The ESP8266 can be powered with its own supply, or from the Envi output connector. My Envi power supply is only rated at 3V/100mA, which is not enough to supply the ESP8266. I used an old 5V /800mA phone charger, an AMS1117 3.3V module, and the original plug to make a new power supply.
The RJ45 connector uses pins 1 (3.3), 4(Gnd), 7(Tx) to interface to the ESP8266. If the ESP is powered separately, just 4 and 7 are needed. Pin 6 is (probably) Rx, but it seems to have no use during operating mode.
I got 5 bare ESP-13s for under $20 so it was time to man up and try some soldering tricks. They have 1.5mm castellated (partial hole) pins, but I was surprised that they were not that hard to solder. I used a 1/64" tip and pre-soldered the bottom of the pads. I then used 3-4" pieces of AWG30 (wirewrap) wire bent at 90 degrees at the end and soldered to the edge of the pins using the existing solder. Even with lots of playing around with the chip and board I never had a wire come loose. I did hot-glue the chip upside down early on to keep it in place.
I first checked the communication with the Envi with an ESP12e dev board and some simple code to echo serial1 to serial2. It worked immediately so I soldered a perfboard with the ESP13, some resistors for reset/G15, a status LED, some headers for power, program jumper, serial1, and serial2., and hot-glued the cable end down. It powered up (using external power; I hadn't built the new power supply yet), and I was able to program it with the latest code. But then, depresssion set in...
The serial port was showing lots of errors - almost no error-free lines received. So I spent parts of a few days blaming bad soldering, ground problems, EMI, flaky cable, etc., but couldn't explain why the original chip still worked and the new chip didn't, even though I flashed it with serial1 and read serial2 many many times with no problems. I finally had the proper amount of XX brain lube and did two things. I put it up for vote by trying another ESP12e dev board, and it was flaky too. This meant my board was probably OK; then I tried a 1K/10K divider, and all was well. So, apparently the Envi is putting out higher than 3.3V on Tx, even though the power supply is 3V and I originally measured the Tx line with a meter to check the pinout and saw it sitting at 3V, then going to about 2.7V periodically, which would be the active transmits. I assume this is to ensure proper operation of the PL2303 TTL-USB chip in their cable. The good thing is the flaky hardware had given me time to get the code working. I was going to experiment with at least one more resistor value (like 2K) but since I tacked down the 1K/10K and let it go (running off the Envi-supplied power) it's been running almost 7 straight days (98K+ samples right now). Apparently there are no memory leaks or flaky resets. Another good thing is now I can justify a 1054Z.

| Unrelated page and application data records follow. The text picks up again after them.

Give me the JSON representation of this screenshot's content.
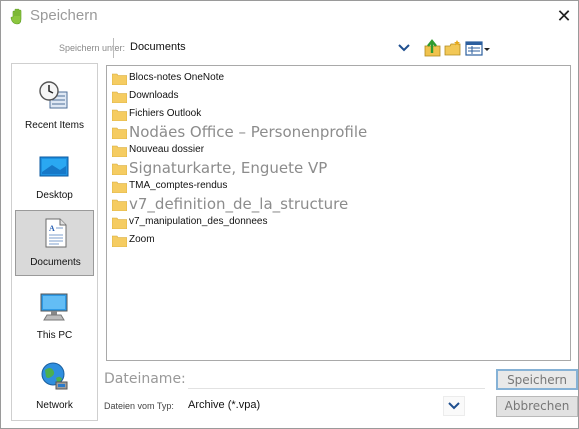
{
  "window": {
    "title": "Speichern"
  },
  "toolbar": {
    "save_in_label": "Speichern unter:",
    "save_in_value": "Documents"
  },
  "places": [
    {
      "label": "Recent Items",
      "icon": "recent-items-icon"
    },
    {
      "label": "Desktop",
      "icon": "desktop-icon"
    },
    {
      "label": "Documents",
      "icon": "documents-icon",
      "selected": true
    },
    {
      "label": "This PC",
      "icon": "computer-icon"
    },
    {
      "label": "Network",
      "icon": "network-icon"
    }
  ],
  "files": [
    {
      "name": "Blocs-notes OneNote"
    },
    {
      "name": "Downloads"
    },
    {
      "name": "Fichiers Outlook"
    },
    {
      "name": "Nodäes Office – Personenprofile"
    },
    {
      "name": "Nouveau dossier"
    },
    {
      "name": "Signaturkarte, Enguete VP"
    },
    {
      "name": "TMA_comptes-rendus"
    },
    {
      "name": "v7_definition_de_la_structure"
    },
    {
      "name": "v7_manipulation_des_donnees"
    },
    {
      "name": "Zoom"
    }
  ],
  "form": {
    "filename_label": "Dateiname:",
    "filename_value": "",
    "filetype_label": "Dateien vom Typ:",
    "filetype_value": "Archive (*.vpa)"
  },
  "buttons": {
    "save": "Speichern",
    "cancel": "Abbrechen"
  },
  "colors": {
    "accent": "#86b2d6",
    "folder": "#f5cc62",
    "selected_place": "#d9d9d9"
  }
}
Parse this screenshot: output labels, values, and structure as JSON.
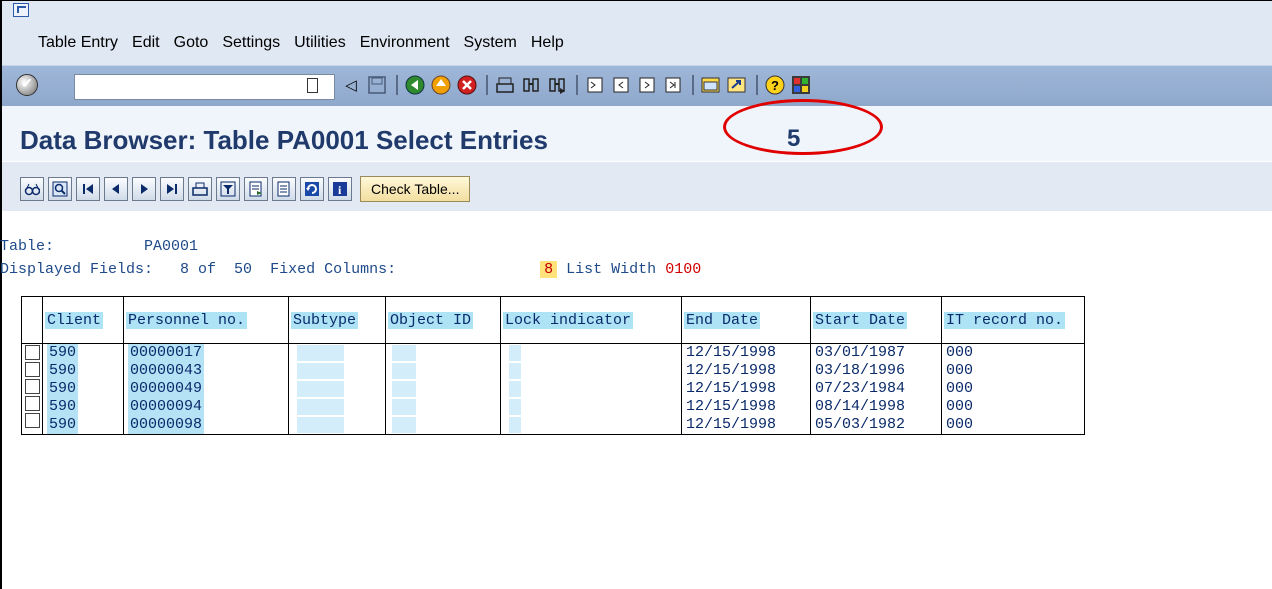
{
  "menu": {
    "items": [
      "Table Entry",
      "Edit",
      "Goto",
      "Settings",
      "Utilities",
      "Environment",
      "System",
      "Help"
    ]
  },
  "toolbar": {
    "okcode_value": "",
    "icons": [
      "enter-icon",
      "dropdown-icon",
      "back-arrow-icon",
      "save-icon",
      "back-icon",
      "exit-icon",
      "cancel-icon",
      "print-icon",
      "find-icon",
      "find-next-icon",
      "first-page-icon",
      "prev-page-icon",
      "next-page-icon",
      "last-page-icon",
      "new-session-icon",
      "shortcut-icon",
      "help-icon",
      "customize-layout-icon"
    ]
  },
  "title": {
    "text": "Data Browser: Table PA0001 Select Entries",
    "count": "5"
  },
  "app_toolbar": {
    "check_table_label": "Check Table..."
  },
  "info": {
    "table_label": "Table:",
    "table_value": "PA0001",
    "displayed_label": "Displayed Fields:",
    "displayed_value": "8 of  50",
    "fixed_label": "Fixed Columns:",
    "fixed_value": "8",
    "width_label": "List Width",
    "width_value": "0100"
  },
  "table": {
    "columns": [
      "Client",
      "Personnel no.",
      "Subtype",
      "Object ID",
      "Lock indicator",
      "End Date",
      "Start Date",
      "IT record no."
    ],
    "rows": [
      {
        "client": "590",
        "pernr": "00000017",
        "end": "12/15/1998",
        "start": "03/01/1987",
        "itrec": "000"
      },
      {
        "client": "590",
        "pernr": "00000043",
        "end": "12/15/1998",
        "start": "03/18/1996",
        "itrec": "000"
      },
      {
        "client": "590",
        "pernr": "00000049",
        "end": "12/15/1998",
        "start": "07/23/1984",
        "itrec": "000"
      },
      {
        "client": "590",
        "pernr": "00000094",
        "end": "12/15/1998",
        "start": "08/14/1998",
        "itrec": "000"
      },
      {
        "client": "590",
        "pernr": "00000098",
        "end": "12/15/1998",
        "start": "05/03/1982",
        "itrec": "000"
      }
    ]
  },
  "colors": {
    "title": "#1f3a6b",
    "highlight_ring": "#e00000",
    "header_cell": "#aee3f6"
  }
}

- The Envi XML document describes how history is periodically interspersed with realtime data. I knew I wanted to throw out the history transmits and keep the realtime ones. I decided to parse and compress the data on the fly, converting tags to commas and then multiple commas to single commas once the end of line was reached. The result is then split into tokens and some simple checks for number of tokens and expected field formats classifies the packet as good, skipped (history), or bad. The line reader will also mark a line as 'truncated' if it's too long. After 99K good packets, there are about 14.5K more skipped, only 5 bad, and no truncates. At some point I may take a Putty log and see if there's anything unusual (does it ever concatenate a realtime after a history with no newline, etc.). Or I may just update the line parser and do some tag interpretation to detect message boundaries and throw away the history packets.

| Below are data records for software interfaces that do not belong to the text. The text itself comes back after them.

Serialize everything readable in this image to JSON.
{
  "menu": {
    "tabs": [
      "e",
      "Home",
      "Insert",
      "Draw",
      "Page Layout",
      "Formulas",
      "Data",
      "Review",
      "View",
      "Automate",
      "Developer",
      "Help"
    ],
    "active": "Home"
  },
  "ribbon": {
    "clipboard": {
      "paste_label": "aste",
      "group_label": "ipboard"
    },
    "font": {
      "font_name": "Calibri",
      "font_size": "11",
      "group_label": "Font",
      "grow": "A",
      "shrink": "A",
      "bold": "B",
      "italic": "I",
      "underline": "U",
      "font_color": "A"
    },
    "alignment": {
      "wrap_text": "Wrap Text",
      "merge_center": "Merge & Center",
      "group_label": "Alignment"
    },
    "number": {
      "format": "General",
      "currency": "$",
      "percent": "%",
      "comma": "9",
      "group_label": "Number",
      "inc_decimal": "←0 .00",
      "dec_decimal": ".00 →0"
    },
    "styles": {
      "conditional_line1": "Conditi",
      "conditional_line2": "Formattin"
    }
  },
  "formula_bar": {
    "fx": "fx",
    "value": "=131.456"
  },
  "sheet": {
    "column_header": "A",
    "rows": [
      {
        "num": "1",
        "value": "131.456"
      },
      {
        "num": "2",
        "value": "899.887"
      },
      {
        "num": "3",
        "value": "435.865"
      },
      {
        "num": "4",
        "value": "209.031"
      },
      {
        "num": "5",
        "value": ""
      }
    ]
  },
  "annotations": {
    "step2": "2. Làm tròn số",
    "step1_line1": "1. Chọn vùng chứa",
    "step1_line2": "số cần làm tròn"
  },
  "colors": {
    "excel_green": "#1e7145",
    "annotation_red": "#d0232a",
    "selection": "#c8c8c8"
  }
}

- The thingspeak POSTer currently tries only once to connect and there is no additional checking for wifi connected in the main loop. The status is showing 16 failed connects, which would be over almost 20K attempts since I'm averaging the last 5 samples before POST'ing. A successful POST results in a check for the server response. No bad responses were received, and 41 timeouts occurred (a new POST was requested before the previous response was received). So it seems pretty reliable. I don't throw away the samples if the connect fails - I add the next one and then try again. The sample count is in the packet sent and it looks like it was never more than 6.

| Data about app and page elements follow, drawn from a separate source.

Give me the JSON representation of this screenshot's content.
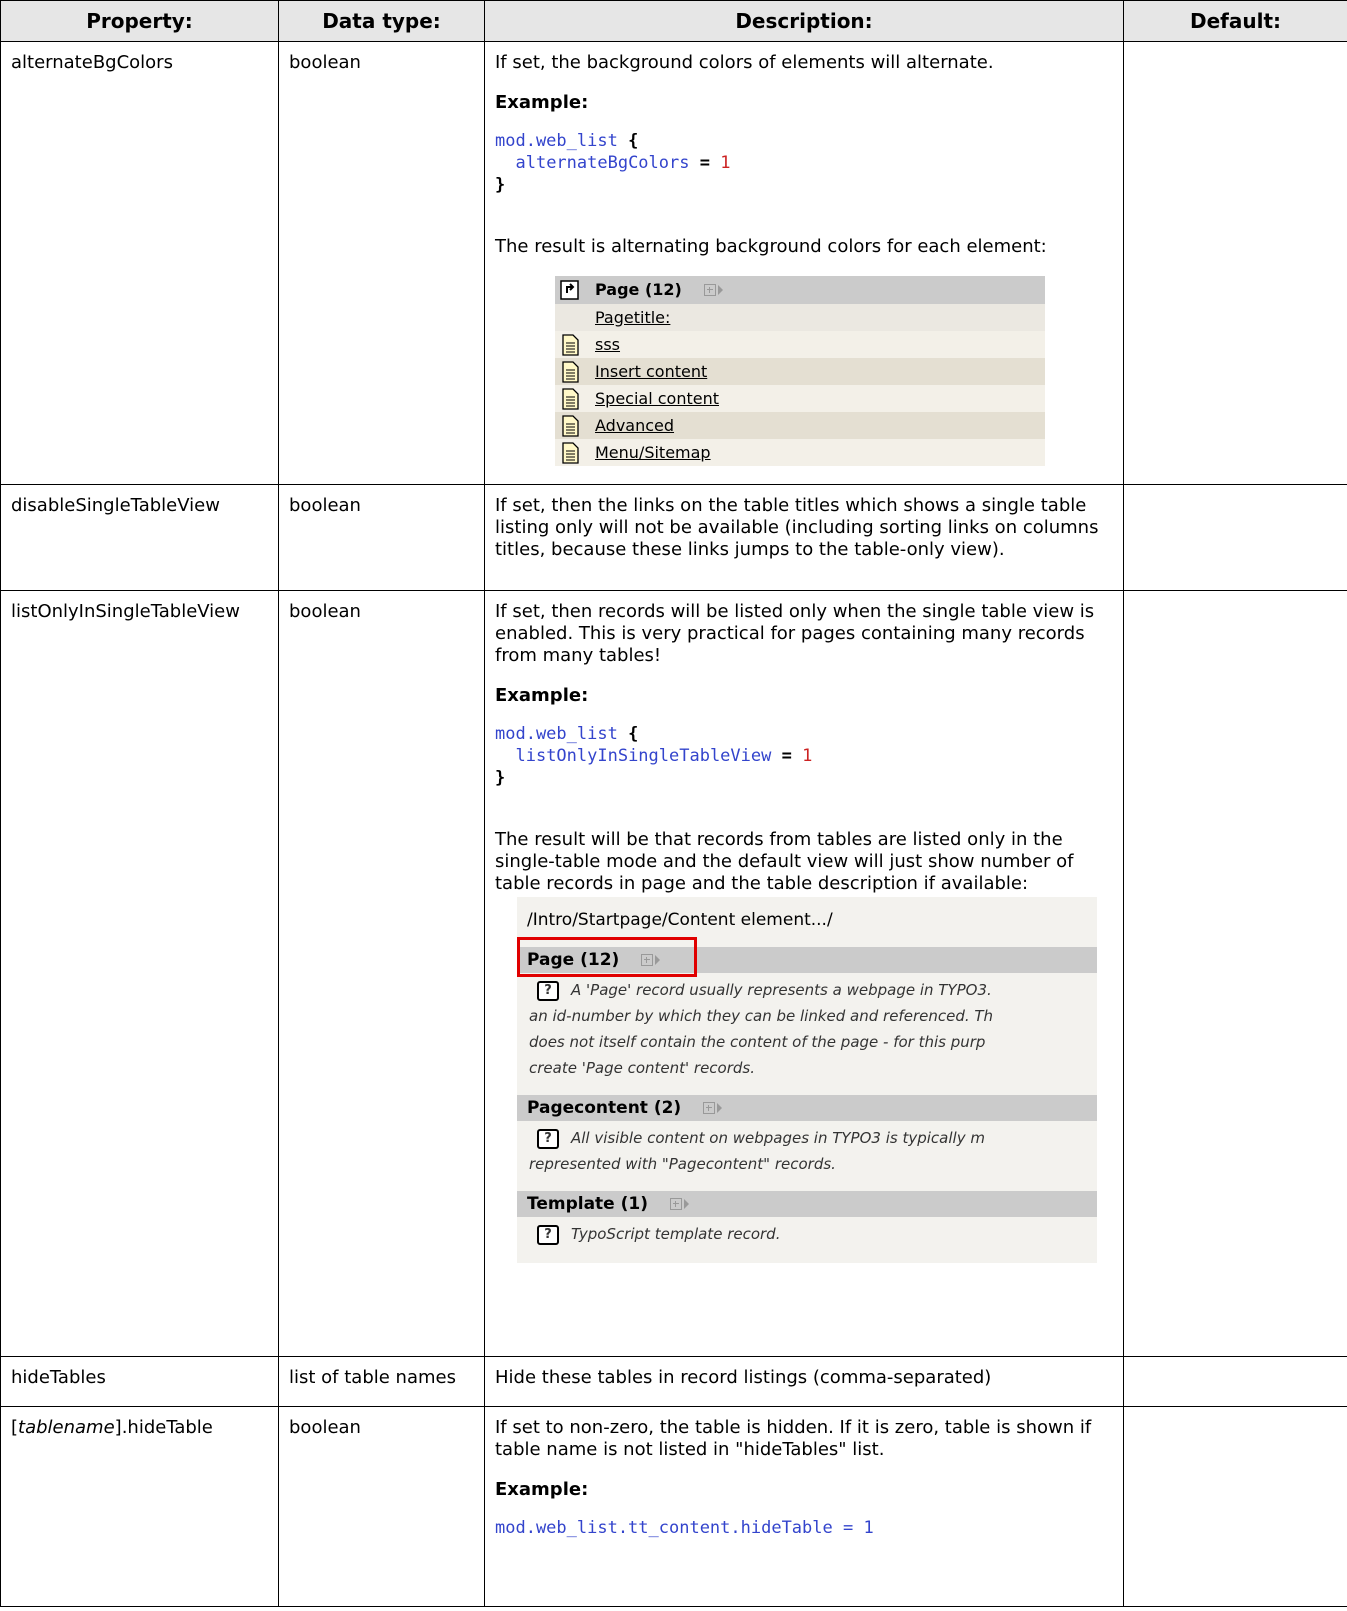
{
  "headers": {
    "property": "Property:",
    "datatype": "Data type:",
    "description": "Description:",
    "default": "Default:"
  },
  "rows": {
    "alternate": {
      "property": "alternateBgColors",
      "datatype": "boolean",
      "desc1": "If set, the background colors of elements will alternate.",
      "example_label": "Example:",
      "code_line1_kw": "mod.web_list",
      "code_line1_brace": "{",
      "code_line2_kw": "alternateBgColors",
      "code_line2_eq": "=",
      "code_line2_num": "1",
      "code_line3_brace": "}",
      "desc2": "The result is alternating background colors for each element:"
    },
    "disable": {
      "property": "disableSingleTableView",
      "datatype": "boolean",
      "desc": "If set, then the links on the table titles which shows a single table listing only will not be available (including sorting links on columns titles, because these links jumps to the table-only view)."
    },
    "listonly": {
      "property": "listOnlyInSingleTableView",
      "datatype": "boolean",
      "desc1": "If set, then records will be listed only when the single table view is enabled. This is very practical for pages containing many records from many tables!",
      "example_label": "Example:",
      "code_line1_kw": "mod.web_list",
      "code_line1_brace": "{",
      "code_line2_kw": "listOnlyInSingleTableView",
      "code_line2_eq": "=",
      "code_line2_num": "1",
      "code_line3_brace": "}",
      "desc2": "The result will be that records from tables are listed only in the single-table mode and the default view will just show number of table records in page and the table description if available:"
    },
    "hidetables": {
      "property": "hideTables",
      "datatype": "list of table names",
      "desc": "Hide these tables in record listings (comma-separated)"
    },
    "hidetable": {
      "property_prefix": "[",
      "property_italic": "tablename",
      "property_suffix": "].hideTable",
      "datatype": "boolean",
      "desc": "If set to non-zero, the table is hidden. If it is zero, table is shown if table name is not listed in \"hideTables\" list.",
      "example_label": "Example:",
      "code_kw": "mod.web_list.tt_content.hideTable",
      "code_eq": "=",
      "code_num": "1"
    }
  },
  "shot1": {
    "head_title": "Page (12)",
    "label_row": "Pagetitle:",
    "items": [
      "sss",
      "Insert content",
      "Special content",
      "Advanced",
      "Menu/Sitemap"
    ],
    "icons": {
      "head": "page-up-icon",
      "item": "document-icon"
    }
  },
  "shot2": {
    "breadcrumb": "/Intro/Startpage/Content element.../",
    "sections": [
      {
        "title": "Page (12)",
        "lines": [
          "A 'Page' record usually represents a webpage in TYPO3.",
          "an id-number by which they can be linked and referenced. Th",
          "does not itself contain the content of the page - for this purp",
          "create 'Page content' records."
        ]
      },
      {
        "title": "Pagecontent (2)",
        "lines": [
          "All visible content on webpages in TYPO3 is typically m",
          "represented with \"Pagecontent\" records."
        ]
      },
      {
        "title": "Template (1)",
        "lines": [
          "TypoScript template record."
        ]
      }
    ],
    "help_glyph": "?",
    "highlight_color": "#e00000"
  }
}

- The rest of the code does the basic ESP server stuff without SPIFFS. Once wifi is connected, the time is retrieved with ntp. A root page is served with cdn links for bootstrap, jq, d3, c3, and with some js to do ajax json requests to api/system and api/last. If I add SPIFFS, it would be mostly to do local data recording and processing (day of full samples, week of minutely, month of hourly, etc.). Then some historical charts could be generated and served. And with a static file server, it's easy to add an admin page and use it for wifi setup instead of hardcoding. And a scheduler can add events for summaries/limits hit/etc.
- Since there's room on the board and I haven't used a DHT22 yet, I'll probably add one for humidity measurements. I thought about also adding an output cable for echoing serial1 to serial2 for passthrough, but I'll probably stop using my current setup (Homeseer plugin) and just use the ESP data.
I added a DHT22 and am using the adafruit library to read temperature and humidity. Added the data to thingspeak and the json object for the web api. Neither of the temperature readings seem too accurate. The DHT22 is definitely closer.